- _TASK_
An exact copy of the entries is required, excluding any pictures.

- _SUPPLIED MATERIAL_
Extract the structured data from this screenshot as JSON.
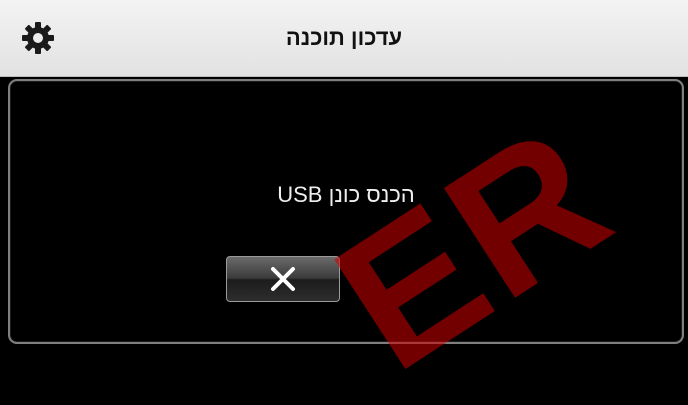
{
  "header": {
    "title": "עדכון תוכנה",
    "settings_icon": "gear-icon"
  },
  "dialog": {
    "message": "הכנס כונן USB",
    "close_icon": "close-icon"
  },
  "watermark": {
    "text": "ER"
  },
  "colors": {
    "header_bg": "#e9e9e9",
    "screen_bg": "#000000",
    "dialog_border": "#7f7f7f",
    "watermark": "#d20000"
  }
}
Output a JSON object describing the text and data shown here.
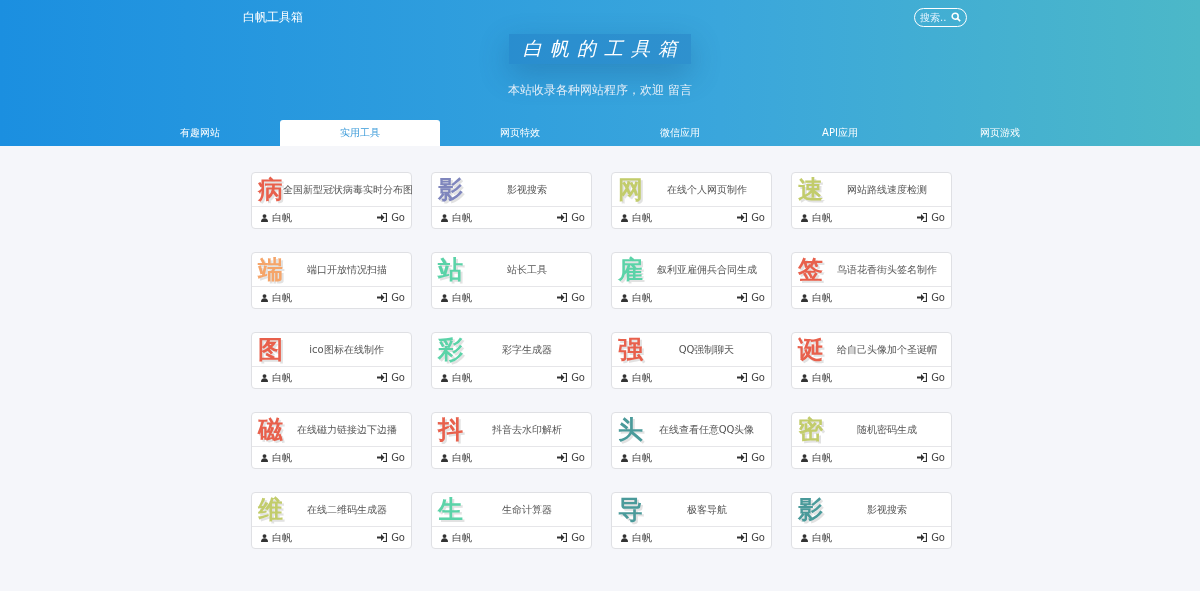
{
  "header": {
    "site_name": "白帆工具箱",
    "search": {
      "placeholder": "搜索.."
    },
    "title": "白帆的工具箱",
    "subtitle": "本站收录各种网站程序，欢迎 留言"
  },
  "tabs": [
    {
      "label": "有趣网站",
      "selected": false
    },
    {
      "label": "实用工具",
      "selected": true
    },
    {
      "label": "网页特效",
      "selected": false
    },
    {
      "label": "微信应用",
      "selected": false
    },
    {
      "label": "API应用",
      "selected": false
    },
    {
      "label": "网页游戏",
      "selected": false
    }
  ],
  "cards": [
    {
      "glyph": "病",
      "color": "#e8604c",
      "title": "全国新型冠状病毒实时分布图",
      "author": "白帆",
      "action": "Go"
    },
    {
      "glyph": "影",
      "color": "#7f86bd",
      "title": "影视搜索",
      "author": "白帆",
      "action": "Go"
    },
    {
      "glyph": "网",
      "color": "#c2cc6b",
      "title": "在线个人网页制作",
      "author": "白帆",
      "action": "Go"
    },
    {
      "glyph": "速",
      "color": "#c2cc6b",
      "title": "网站路线速度检测",
      "author": "白帆",
      "action": "Go"
    },
    {
      "glyph": "端",
      "color": "#f5a56a",
      "title": "端口开放情况扫描",
      "author": "白帆",
      "action": "Go"
    },
    {
      "glyph": "站",
      "color": "#5bd3a8",
      "title": "站长工具",
      "author": "白帆",
      "action": "Go"
    },
    {
      "glyph": "雇",
      "color": "#5bd3a8",
      "title": "叙利亚雇佣兵合同生成",
      "author": "白帆",
      "action": "Go"
    },
    {
      "glyph": "签",
      "color": "#e8604c",
      "title": "鸟语花香街头签名制作",
      "author": "白帆",
      "action": "Go"
    },
    {
      "glyph": "图",
      "color": "#e8604c",
      "title": "ico图标在线制作",
      "author": "白帆",
      "action": "Go"
    },
    {
      "glyph": "彩",
      "color": "#5bd3a8",
      "title": "彩字生成器",
      "author": "白帆",
      "action": "Go"
    },
    {
      "glyph": "强",
      "color": "#e8604c",
      "title": "QQ强制聊天",
      "author": "白帆",
      "action": "Go"
    },
    {
      "glyph": "诞",
      "color": "#e8604c",
      "title": "给自己头像加个圣诞帽",
      "author": "白帆",
      "action": "Go"
    },
    {
      "glyph": "磁",
      "color": "#e8604c",
      "title": "在线磁力链接边下边播",
      "author": "白帆",
      "action": "Go"
    },
    {
      "glyph": "抖",
      "color": "#e8604c",
      "title": "抖音去水印解析",
      "author": "白帆",
      "action": "Go"
    },
    {
      "glyph": "头",
      "color": "#4a9a9a",
      "title": "在线查看任意QQ头像",
      "author": "白帆",
      "action": "Go"
    },
    {
      "glyph": "密",
      "color": "#c2cc6b",
      "title": "随机密码生成",
      "author": "白帆",
      "action": "Go"
    },
    {
      "glyph": "维",
      "color": "#c2cc6b",
      "title": "在线二维码生成器",
      "author": "白帆",
      "action": "Go"
    },
    {
      "glyph": "生",
      "color": "#5bd3a8",
      "title": "生命计算器",
      "author": "白帆",
      "action": "Go"
    },
    {
      "glyph": "导",
      "color": "#4a9a9a",
      "title": "极客导航",
      "author": "白帆",
      "action": "Go"
    },
    {
      "glyph": "影",
      "color": "#4a9a9a",
      "title": "影视搜索",
      "author": "白帆",
      "action": "Go"
    }
  ]
}
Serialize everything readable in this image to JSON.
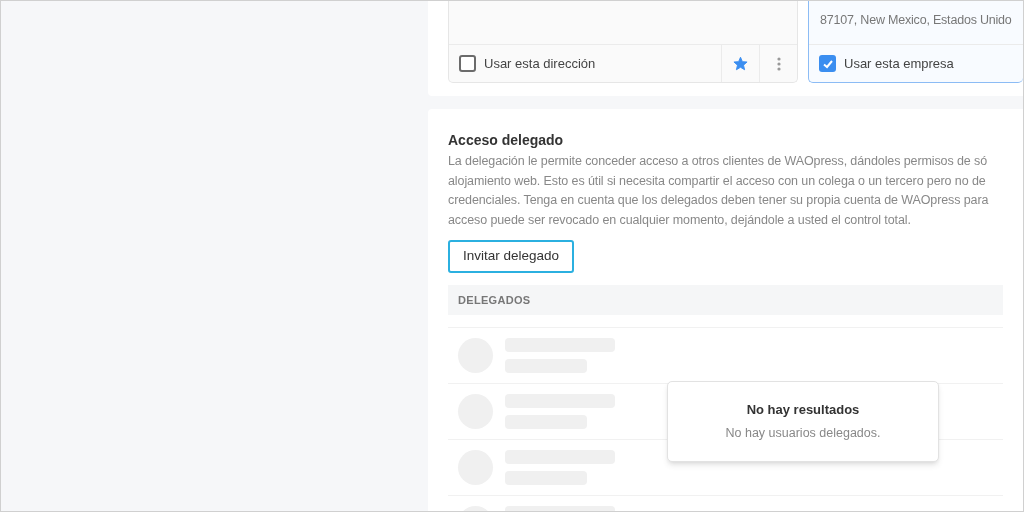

- _ANSWER SPACE_
Extract the structured data from this screenshot as JSON.
{
  "header": {
    "title": "עדכון תוכנה",
    "settings_icon": "gear-icon"
  },
  "dialog": {
    "message": "הכנס כונן USB",
    "close_icon": "close-icon"
  },
  "watermark": {
    "text": "ER"
  },
  "colors": {
    "header_bg": "#e9e9e9",
    "screen_bg": "#000000",
    "dialog_border": "#7f7f7f",
    "watermark": "#d20000"
  }
}
Output a JSON object describing the text and data shown here.
{
  "header": {
    "site_name": "白帆工具箱",
    "search": {
      "placeholder": "搜索.."
    },
    "title": "白帆的工具箱",
    "subtitle": "本站收录各种网站程序，欢迎 留言"
  },
  "tabs": [
    {
      "label": "有趣网站",
      "selected": false
    },
    {
      "label": "实用工具",
      "selected": true
    },
    {
      "label": "网页特效",
      "selected": false
    },
    {
      "label": "微信应用",
      "selected": false
    },
    {
      "label": "API应用",
      "selected": false
    },
    {
      "label": "网页游戏",
      "selected": false
    }
  ],
  "cards": [
    {
      "glyph": "病",
      "color": "#e8604c",
      "title": "全国新型冠状病毒实时分布图",
      "author": "白帆",
      "action": "Go"
    },
    {
      "glyph": "影",
      "color": "#7f86bd",
      "title": "影视搜索",
      "author": "白帆",
      "action": "Go"
    },
    {
      "glyph": "网",
      "color": "#c2cc6b",
      "title": "在线个人网页制作",
      "author": "白帆",
      "action": "Go"
    },
    {
      "glyph": "速",
      "color": "#c2cc6b",
      "title": "网站路线速度检测",
      "author": "白帆",
      "action": "Go"
    },
    {
      "glyph": "端",
      "color": "#f5a56a",
      "title": "端口开放情况扫描",
      "author": "白帆",
      "action": "Go"
    },
    {
      "glyph": "站",
      "color": "#5bd3a8",
      "title": "站长工具",
      "author": "白帆",
      "action": "Go"
    },
    {
      "glyph": "雇",
      "color": "#5bd3a8",
      "title": "叙利亚雇佣兵合同生成",
      "author": "白帆",
      "action": "Go"
    },
    {
      "glyph": "签",
      "color": "#e8604c",
      "title": "鸟语花香街头签名制作",
      "author": "白帆",
      "action": "Go"
    },
    {
      "glyph": "图",
      "color": "#e8604c",
      "title": "ico图标在线制作",
      "author": "白帆",
      "action": "Go"
    },
    {
      "glyph": "彩",
      "color": "#5bd3a8",
      "title": "彩字生成器",
      "author": "白帆",
      "action": "Go"
    },
    {
      "glyph": "强",
      "color": "#e8604c",
      "title": "QQ强制聊天",
      "author": "白帆",
      "action": "Go"
    },
    {
      "glyph": "诞",
      "color": "#e8604c",
      "title": "给自己头像加个圣诞帽",
      "author": "白帆",
      "action": "Go"
    },
    {
      "glyph": "磁",
      "color": "#e8604c",
      "title": "在线磁力链接边下边播",
      "author": "白帆",
      "action": "Go"
    },
    {
      "glyph": "抖",
      "color": "#e8604c",
      "title": "抖音去水印解析",
      "author": "白帆",
      "action": "Go"
    },
    {
      "glyph": "头",
      "color": "#4a9a9a",
      "title": "在线查看任意QQ头像",
      "author": "白帆",
      "action": "Go"
    },
    {
      "glyph": "密",
      "color": "#c2cc6b",
      "title": "随机密码生成",
      "author": "白帆",
      "action": "Go"
    },
    {
      "glyph": "维",
      "color": "#c2cc6b",
      "title": "在线二维码生成器",
      "author": "白帆",
      "action": "Go"
    },
    {
      "glyph": "生",
      "color": "#5bd3a8",
      "title": "生命计算器",
      "author": "白帆",
      "action": "Go"
    },
    {
      "glyph": "导",
      "color": "#4a9a9a",
      "title": "极客导航",
      "author": "白帆",
      "action": "Go"
    },
    {
      "glyph": "影",
      "color": "#4a9a9a",
      "title": "影视搜索",
      "author": "白帆",
      "action": "Go"
    }
  ]
}
Serialize everything readable in this image to JSON.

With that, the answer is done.